══ Data records ══

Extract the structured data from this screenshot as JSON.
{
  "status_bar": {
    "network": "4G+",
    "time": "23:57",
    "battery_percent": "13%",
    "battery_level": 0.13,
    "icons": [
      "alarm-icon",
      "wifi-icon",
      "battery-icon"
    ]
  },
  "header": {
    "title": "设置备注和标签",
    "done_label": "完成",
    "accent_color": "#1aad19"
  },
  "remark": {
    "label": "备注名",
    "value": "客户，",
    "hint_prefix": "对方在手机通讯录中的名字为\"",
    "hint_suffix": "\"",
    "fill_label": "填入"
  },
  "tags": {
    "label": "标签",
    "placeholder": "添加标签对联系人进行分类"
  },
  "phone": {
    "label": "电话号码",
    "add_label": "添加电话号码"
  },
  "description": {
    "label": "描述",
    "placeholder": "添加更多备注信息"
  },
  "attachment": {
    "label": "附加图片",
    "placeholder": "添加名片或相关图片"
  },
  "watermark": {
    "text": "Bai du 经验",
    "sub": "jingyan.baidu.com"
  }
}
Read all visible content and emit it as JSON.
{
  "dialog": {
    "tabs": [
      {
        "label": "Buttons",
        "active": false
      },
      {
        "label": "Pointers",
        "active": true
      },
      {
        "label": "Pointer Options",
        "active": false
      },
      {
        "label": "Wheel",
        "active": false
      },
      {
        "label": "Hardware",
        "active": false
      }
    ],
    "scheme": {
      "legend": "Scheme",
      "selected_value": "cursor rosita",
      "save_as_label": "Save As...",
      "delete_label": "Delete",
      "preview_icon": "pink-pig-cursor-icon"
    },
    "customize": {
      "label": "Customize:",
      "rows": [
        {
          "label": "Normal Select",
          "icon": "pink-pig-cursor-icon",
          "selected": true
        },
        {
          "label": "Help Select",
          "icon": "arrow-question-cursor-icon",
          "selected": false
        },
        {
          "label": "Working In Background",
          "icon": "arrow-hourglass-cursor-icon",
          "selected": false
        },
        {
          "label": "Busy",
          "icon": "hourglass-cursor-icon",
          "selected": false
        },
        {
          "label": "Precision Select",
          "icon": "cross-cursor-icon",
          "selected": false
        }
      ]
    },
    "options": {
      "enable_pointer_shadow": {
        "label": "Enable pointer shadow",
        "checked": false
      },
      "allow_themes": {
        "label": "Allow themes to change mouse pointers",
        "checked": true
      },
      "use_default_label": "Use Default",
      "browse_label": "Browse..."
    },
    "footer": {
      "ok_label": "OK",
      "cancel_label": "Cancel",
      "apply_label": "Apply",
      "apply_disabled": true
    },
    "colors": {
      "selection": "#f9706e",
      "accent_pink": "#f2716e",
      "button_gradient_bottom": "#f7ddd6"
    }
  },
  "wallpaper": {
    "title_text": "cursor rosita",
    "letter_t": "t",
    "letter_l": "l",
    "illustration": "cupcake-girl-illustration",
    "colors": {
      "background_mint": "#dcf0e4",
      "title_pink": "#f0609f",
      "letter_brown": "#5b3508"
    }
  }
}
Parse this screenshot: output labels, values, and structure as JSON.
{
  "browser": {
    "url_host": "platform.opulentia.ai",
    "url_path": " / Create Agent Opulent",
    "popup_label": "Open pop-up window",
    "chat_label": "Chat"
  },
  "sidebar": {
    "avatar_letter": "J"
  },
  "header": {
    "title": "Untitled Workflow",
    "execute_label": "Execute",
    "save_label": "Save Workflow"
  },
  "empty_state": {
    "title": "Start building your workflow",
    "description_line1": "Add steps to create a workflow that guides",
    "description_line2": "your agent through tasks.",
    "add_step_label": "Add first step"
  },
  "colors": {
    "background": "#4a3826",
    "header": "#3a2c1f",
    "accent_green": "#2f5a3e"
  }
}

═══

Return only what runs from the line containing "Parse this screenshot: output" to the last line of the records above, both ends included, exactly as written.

→ Your response
Parse this screenshot: output labels, values, and structure as JSON.
{
  "browser": {
    "url_host": "platform.opulentia.ai",
    "url_path": " / Create Agent Opulent",
    "popup_label": "Open pop-up window",
    "chat_label": "Chat"
  },
  "sidebar": {
    "avatar_letter": "J"
  },
  "header": {
    "title": "Untitled Workflow",
    "execute_label": "Execute",
    "save_label": "Save Workflow"
  },
  "empty_state": {
    "title": "Start building your workflow",
    "description_line1": "Add steps to create a workflow that guides",
    "description_line2": "your agent through tasks.",
    "add_step_label": "Add first step"
  },
  "colors": {
    "background": "#4a3826",
    "header": "#3a2c1f",
    "accent_green": "#2f5a3e"
  }
}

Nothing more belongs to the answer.